One of his priorities is integrating patient outcomes into supply chain metrics and building a true total cost of care model. His team is gathering and analyzing data from many different sources – cost data from their GPO, and patient data from their EMRs. Their overall goal is to become more patient-centric, and consider quality aspects from the patient point of view.

When asked the best part of his job, Jimmy responded, “the challenges of doing something that no one has done before, and becoming recognized as a leader in innovation.” However, the most challenging aspect of his job is not knowing how to do something because there’s no one else doing it!

Jimmy considers Don Berwick, former Administrator of the Centers for Medicare and Medicaid Services, as someone who has influenced and shaped his thinking. Prior to his work in the administration, Berwick was President and CEO of the nonprofit Institute for Healthcare Improvement. Berwick has studied the management of health care systems for a long time, with a special emphasis on using scientific methods and evidence-based medicine and comparative effectiveness research to improve the balance between quality, safety, and costs. “Berwick said, ‘Improving the quality of healthcare will reduce its cost.’ I truly believe that is the case,” notes Jimmy. “In everything else in life we have been able to do things cheaper by doing it better. Healthcare is not different. If we focus on quality improvement (QI), it will become cheaper or costs will reduce.” Jimmy also believes a focus on QI is the key that will unlock better communications with physicians, as doctors won’t argue against quality improvement, whereas they may push back on cost reduction. “It’s a challenge, but it is doable.”
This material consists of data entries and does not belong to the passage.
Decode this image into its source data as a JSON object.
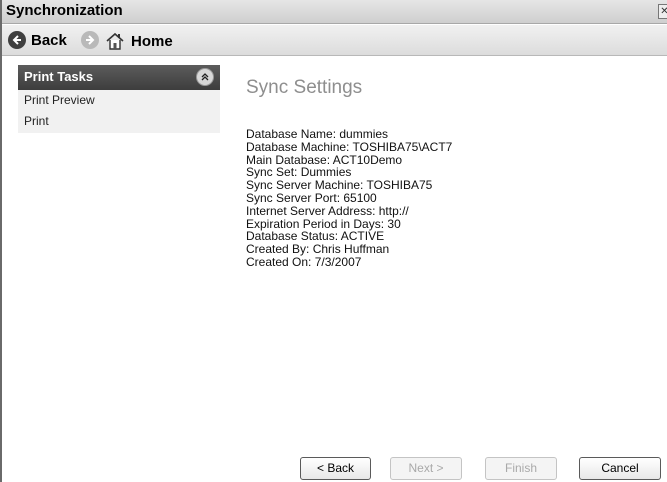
{
  "window": {
    "title": "Synchronization",
    "close_glyph": "✕"
  },
  "nav": {
    "back_label": "Back",
    "home_label": "Home"
  },
  "sidebar": {
    "header": "Print Tasks",
    "items": [
      {
        "label": "Print Preview"
      },
      {
        "label": "Print"
      }
    ]
  },
  "main": {
    "title": "Sync Settings",
    "details": [
      "Database Name: dummies",
      "Database Machine: TOSHIBA75\\ACT7",
      "Main Database: ACT10Demo",
      "Sync Set: Dummies",
      "Sync Server Machine: TOSHIBA75",
      "Sync Server Port: 65100",
      "Internet Server Address: http://",
      "Expiration Period in Days: 30",
      "Database Status: ACTIVE",
      "Created By: Chris Huffman",
      "Created On: 7/3/2007"
    ]
  },
  "buttons": {
    "back": "< Back",
    "next": "Next >",
    "finish": "Finish",
    "cancel": "Cancel"
  }
}
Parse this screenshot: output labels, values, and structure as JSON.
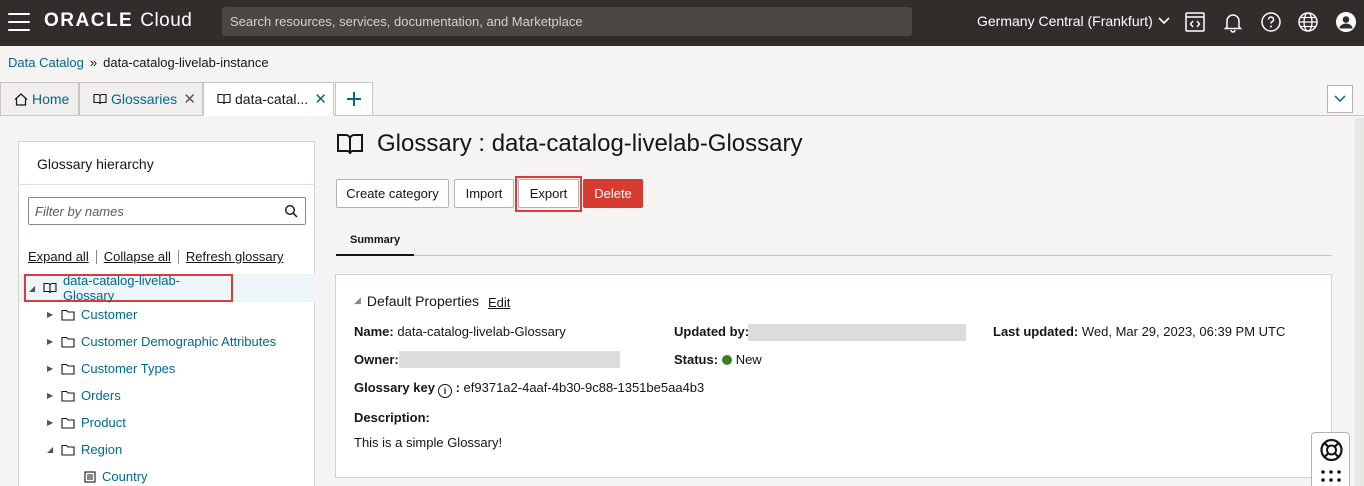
{
  "header": {
    "logo_brand": "ORACLE",
    "logo_product": "Cloud",
    "search_placeholder": "Search resources, services, documentation, and Marketplace",
    "region": "Germany Central (Frankfurt)"
  },
  "breadcrumb": {
    "root": "Data Catalog",
    "separator": "»",
    "current": "data-catalog-livelab-instance"
  },
  "tabs": [
    {
      "label": "Home"
    },
    {
      "label": "Glossaries"
    },
    {
      "label": "data-catal..."
    }
  ],
  "sidebar": {
    "title": "Glossary hierarchy",
    "filter_placeholder": "Filter by names",
    "expand_all": "Expand all",
    "collapse_all": "Collapse all",
    "refresh": "Refresh glossary",
    "root": "data-catalog-livelab-Glossary",
    "items": [
      {
        "label": "Customer"
      },
      {
        "label": "Customer Demographic Attributes"
      },
      {
        "label": "Customer Types"
      },
      {
        "label": "Orders"
      },
      {
        "label": "Product"
      },
      {
        "label": "Region"
      },
      {
        "label": "Country"
      }
    ]
  },
  "main": {
    "title": "Glossary : data-catalog-livelab-Glossary",
    "buttons": {
      "create_category": "Create category",
      "import": "Import",
      "export": "Export",
      "delete": "Delete"
    },
    "subtab": "Summary",
    "section_title": "Default Properties",
    "edit": "Edit",
    "name_label": "Name:",
    "name_value": "data-catalog-livelab-Glossary",
    "updated_by_label": "Updated by:",
    "last_updated_label": "Last updated:",
    "last_updated_value": "Wed, Mar 29, 2023, 06:39 PM UTC",
    "owner_label": "Owner:",
    "status_label": "Status:",
    "status_value": "New",
    "key_label": "Glossary key",
    "key_value": "ef9371a2-4aaf-4b30-9c88-1351be5aa4b3",
    "description_label": "Description:",
    "description_value": "This is a simple Glossary!"
  },
  "colors": {
    "topbar": "#312d2a",
    "link": "#00688c",
    "delete": "#d73b2f",
    "highlight": "#d93a3f",
    "status_new": "#3f7e23"
  }
}
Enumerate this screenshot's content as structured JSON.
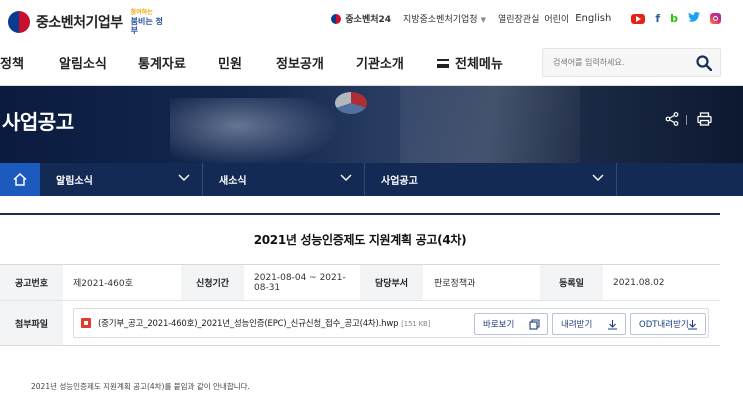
{
  "header": {
    "logo_text": "중소벤처기업부",
    "slogan_line1": "참여하는",
    "slogan_line2": "붐비는 정부",
    "util": {
      "mss24": "중소벤처24",
      "regional": "지방중소벤처기업청",
      "open_office": "열린장관실",
      "kids": "어린이",
      "english": "English"
    },
    "sns": [
      "youtube-icon",
      "facebook-icon",
      "blog-icon",
      "twitter-icon",
      "instagram-icon"
    ],
    "sns_text": {
      "facebook": "f",
      "blog": "b"
    }
  },
  "gnb": {
    "items": [
      "정책",
      "알림소식",
      "통계자료",
      "민원",
      "정보공개",
      "기관소개"
    ],
    "all_menu": "전체메뉴",
    "search_placeholder": "검색어를 입력하세요."
  },
  "banner": {
    "title": "사업공고"
  },
  "location": {
    "items": [
      "알림소식",
      "새소식",
      "사업공고"
    ]
  },
  "post": {
    "title": "2021년 성능인증제도 지원계획 공고(4차)",
    "labels": {
      "number": "공고번호",
      "period": "신청기간",
      "department": "담당부서",
      "date": "등록일",
      "attachment": "첨부파일"
    },
    "number": "제2021-460호",
    "period": "2021-08-04 ~ 2021-08-31",
    "department": "판로정책과",
    "date": "2021.08.02",
    "file": {
      "name": "(중기부_공고_2021-460호)_2021년_성능인증(EPC)_신규신청_접수_공고(4차).hwp",
      "size": "[151 KB]",
      "view": "바로보기",
      "download": "내려받기",
      "odt": "ODT내려받기"
    },
    "description": "2021년 성능인증제도 지원계획 공고(4차)를 붙임과 같이 안내합니다."
  },
  "colors": {
    "nav_dark": "#132a55",
    "home_blue": "#1c5bbd",
    "button_text": "#1a3d7c"
  }
}
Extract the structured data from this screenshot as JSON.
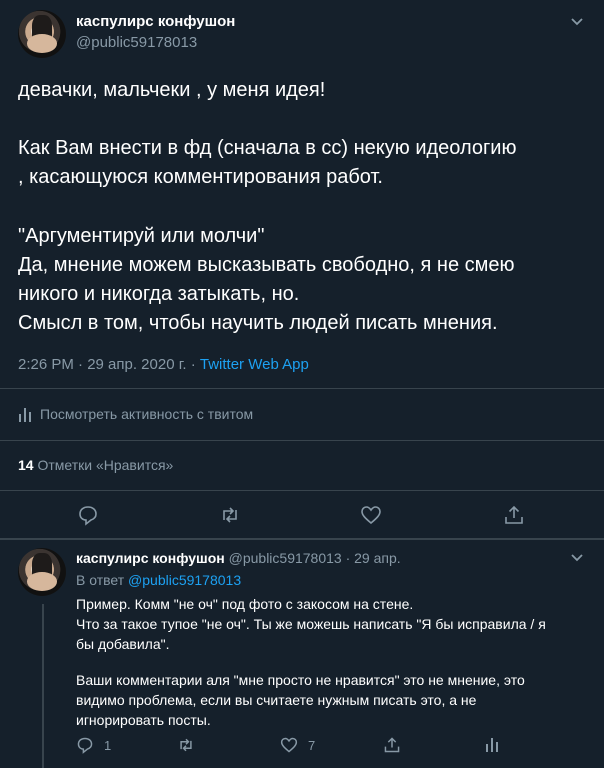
{
  "tweet": {
    "author_name": "каспулирс конфушон",
    "author_handle": "@public59178013",
    "lines": [
      "девачки, мальчеки , у меня идея!",
      "",
      "Как Вам внести в фд (сначала в сс) некую идеологию",
      ", касающуюся комментирования работ.",
      "",
      "\"Аргументируй или молчи\"",
      "Да, мнение можем высказывать свободно, я не смею",
      "никого и никогда затыкать, но.",
      "Смысл в том, чтобы научить людей писать мнения."
    ],
    "time": "2:26 PM · 29 апр. 2020 г. · ",
    "source": "Twitter Web App",
    "activity_label": "Посмотреть активность с твитом",
    "likes_count": "14",
    "likes_label": "Отметки «Нравится»"
  },
  "reply": {
    "author_name": "каспулирс конфушон",
    "meta": "@public59178013 · 29 апр.",
    "reply_prefix": "В ответ",
    "reply_handle": "@public59178013",
    "lines": [
      "Пример. Комм \"не оч\" под фото с закосом на стене.",
      "Что за такое тупое \"не оч\". Ты же можешь написать \"Я бы исправила / я",
      "бы добавила\".",
      "",
      "Ваши комментарии аля \"мне просто не нравится\" это не мнение, это",
      "видимо проблема, если вы считаете нужным писать это, а не",
      "игнорировать посты."
    ],
    "reply_count": "1",
    "like_count": "7"
  },
  "icons": {
    "chevron": "chevron-down-icon",
    "reply": "reply-icon",
    "retweet": "retweet-icon",
    "like": "heart-icon",
    "share": "share-icon",
    "analytics": "analytics-icon"
  },
  "colors": {
    "background": "#15202b",
    "muted": "#8899a6",
    "accent": "#1da1f2",
    "divider": "#38444d"
  }
}
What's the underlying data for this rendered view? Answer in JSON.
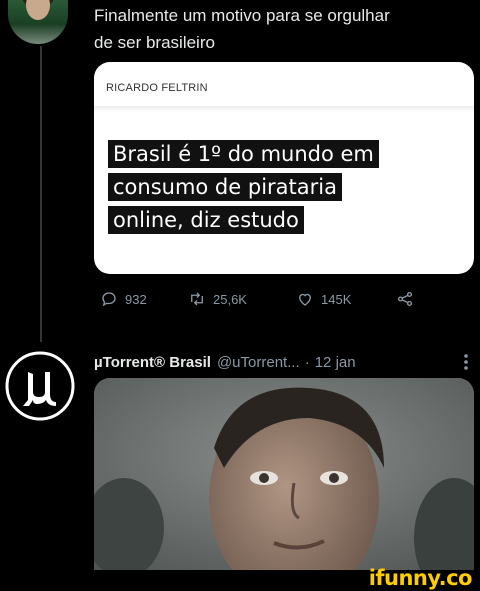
{
  "tweet1": {
    "text_line1": "Finalmente um motivo para se orgulhar",
    "text_line2": "de ser brasileiro",
    "card": {
      "author": "RICARDO FELTRIN",
      "headline_lines": [
        "Brasil é 1º do mundo em",
        "consumo de pirataria",
        "online, diz estudo"
      ]
    },
    "actions": {
      "replies": "932",
      "retweets": "25,6K",
      "likes": "145K"
    },
    "icons": [
      "reply-icon",
      "retweet-icon",
      "like-icon",
      "share-icon"
    ]
  },
  "tweet2": {
    "display_name": "µTorrent® Brasil",
    "handle": "@uTorrent...",
    "separator": "·",
    "date": "12 jan",
    "avatar_icon": "utorrent-logo-icon",
    "more_icon": "more-vertical-icon"
  },
  "watermark": "ifunny.co",
  "colors": {
    "background": "#000000",
    "text": "#e7e9ea",
    "secondary_text": "#8b98a5",
    "card_background": "#ffffff",
    "headline_background": "#111111",
    "watermark": "#ffcc00"
  }
}
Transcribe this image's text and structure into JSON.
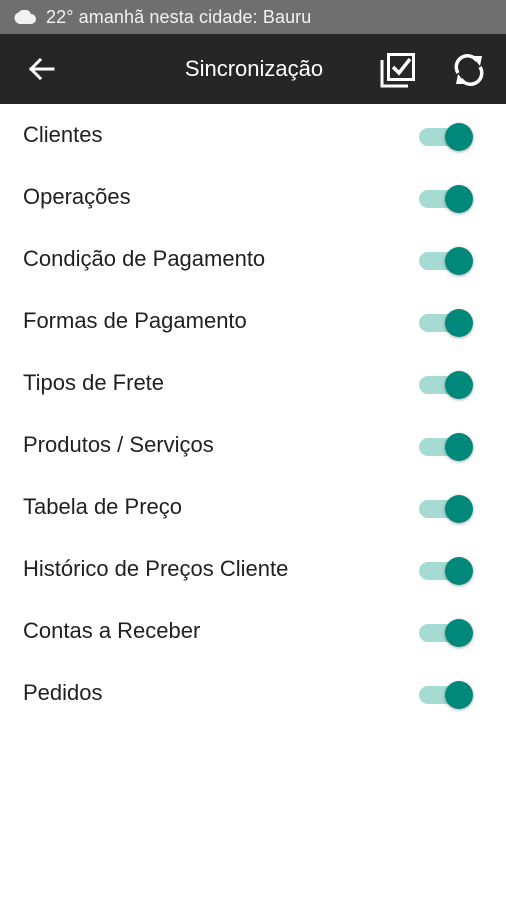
{
  "status_bar": {
    "weather_icon": "cloud-icon",
    "text": "22° amanhã nesta cidade: Bauru"
  },
  "app_bar": {
    "back_icon": "arrow-left-icon",
    "title": "Sincronização",
    "select_all_icon": "checkbox-multiple-icon",
    "sync_icon": "sync-icon"
  },
  "colors": {
    "status_bar": "#6f6f6f",
    "app_bar": "#262626",
    "switch_thumb": "#00897b",
    "switch_track": "#a6dbd4"
  },
  "items": [
    {
      "label": "Clientes",
      "enabled": true
    },
    {
      "label": "Operações",
      "enabled": true
    },
    {
      "label": "Condição de Pagamento",
      "enabled": true
    },
    {
      "label": "Formas de Pagamento",
      "enabled": true
    },
    {
      "label": "Tipos de Frete",
      "enabled": true
    },
    {
      "label": "Produtos / Serviços",
      "enabled": true
    },
    {
      "label": "Tabela de Preço",
      "enabled": true
    },
    {
      "label": "Histórico de Preços Cliente",
      "enabled": true
    },
    {
      "label": "Contas a Receber",
      "enabled": true
    },
    {
      "label": "Pedidos",
      "enabled": true
    }
  ]
}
As you get to know him better, you can see that Jimmy is a man who appreciated challenges in many forms! When he was in medical school he volunteered in Kenya and Papua New Guinea. Instead of taking a three-month vacation after the first year of med school like many of his classmates, Jimmy decided he wanted an experience that was more life-meaningful. He volunteered his services at a hospital in Kenya (and climbed Mt. Kenya while there!). Later in his career he volunteered for six weeks at a hospital in New Guinea.

Between his service on boards and committees and his oversea adventures, you may have deduced that Jimmy likes to volunteer. He has a passion to give back to society and contribute to causes that are meaningful to him. “I don’t need to volunteer for everything, but some things that are worth doing don’t have to have monetary reward.” It could be that he comes by this humanitarian streak naturally – Jimmy was named after Jimmy Carter, who was the president when the Chungs immigrated to the United States from South Korea when he was eight. He is proud to be named after such an inspiring individual.

In his free time, Jimmy likes to ride his bike, (downhill) ski, and spend time with family.

His personal motto? “Do or do not. There is no try.” ~ Yoda

Jimmy Chung is doing his part to advance the healthcare supply chain.